Day: July 3, 2019

130. Marshall Islands: Coconut Crème with Fresh Mango and Pineapple

Posted on Updated on

The Marshall Islands, another country I had never heard of before writing this. Which is not that strange since it has only been independent since 1986. Before that it was under American rule, but they kind of screwed up so when the inhabitants decided they were ready for independence they had to kindly agree to let the Marshallese fend for themselves. What happened you ask?… Well for starters they used Bikini island (Yes guys I know Spongebobs birthplace) as a site for testing atomic bombs. They told the inhabitants of Bikini that they had a calling from God to move away for the sake of worldpeace. For 12 years they regularly bombed the island with nuclear weapons. Nowadays you can take a trip to Bikini Islands (it’s called Nuclear Tourism, are there people who do this?).

The Marshall Islands’s economy is still very intertwined with the US economy, but that kind of makes sense being such a tiny place. The Marshallese call their own country “Jolet Jen Anij” which means “The Gifts from God” The county is made up of 29 coral atolls containing 1100 smaller islands and islets and then 5 solid isolated islands.

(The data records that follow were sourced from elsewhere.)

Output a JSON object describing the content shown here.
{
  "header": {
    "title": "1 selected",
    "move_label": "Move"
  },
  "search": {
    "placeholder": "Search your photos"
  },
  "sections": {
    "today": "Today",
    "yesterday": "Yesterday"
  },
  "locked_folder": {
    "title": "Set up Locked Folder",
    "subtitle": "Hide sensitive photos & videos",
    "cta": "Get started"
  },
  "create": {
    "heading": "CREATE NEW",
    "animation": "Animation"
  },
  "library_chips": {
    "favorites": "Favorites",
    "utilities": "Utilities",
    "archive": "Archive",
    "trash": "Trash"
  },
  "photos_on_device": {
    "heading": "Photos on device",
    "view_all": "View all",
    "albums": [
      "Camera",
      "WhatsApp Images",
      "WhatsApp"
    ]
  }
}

Things you did’t know about the Marshall Islands:

  • The Marshall Islands provides the world’s largest sanctuary for sharks, which virtually doubled the protected area for sharks worldwide.
  • The only indigenous land mammal in the Marshall Islands is the Polynesian rat.
  • The trade in copra has been important to the economy of the Marshall Islands. Copra is dried coconut meat. Once the meat of coconut has been dried to make copra, it can be ground or pressed to yield coconut oil. Copra is classed as “dangerous cargo” when in transit as it can spontaneously explode with great force when it is being transported in volume.
  • The society is matrilineal and, therefore, the land is passed down from generation to generation through the mother.
  • Before the missionaries came, all Marshallese people were tattooed. The ceremony was extending over a month, most painful and held to confer beauty and bring honor; it was a rite of passage to man or womanhood and was believed the only attribute to be carried beyond the grave; partaking of religion, it served as well to confirm ties of family and birth. Facial tattooing, intended to conceal the wrinkles of age, was reserved for chiefs – to whom was permitted the richest and most widespread adornment.

This coconut creme is an amazingly rich and delicious dessert. Perfect for a quick summer dessert!

Read the rest of this entry »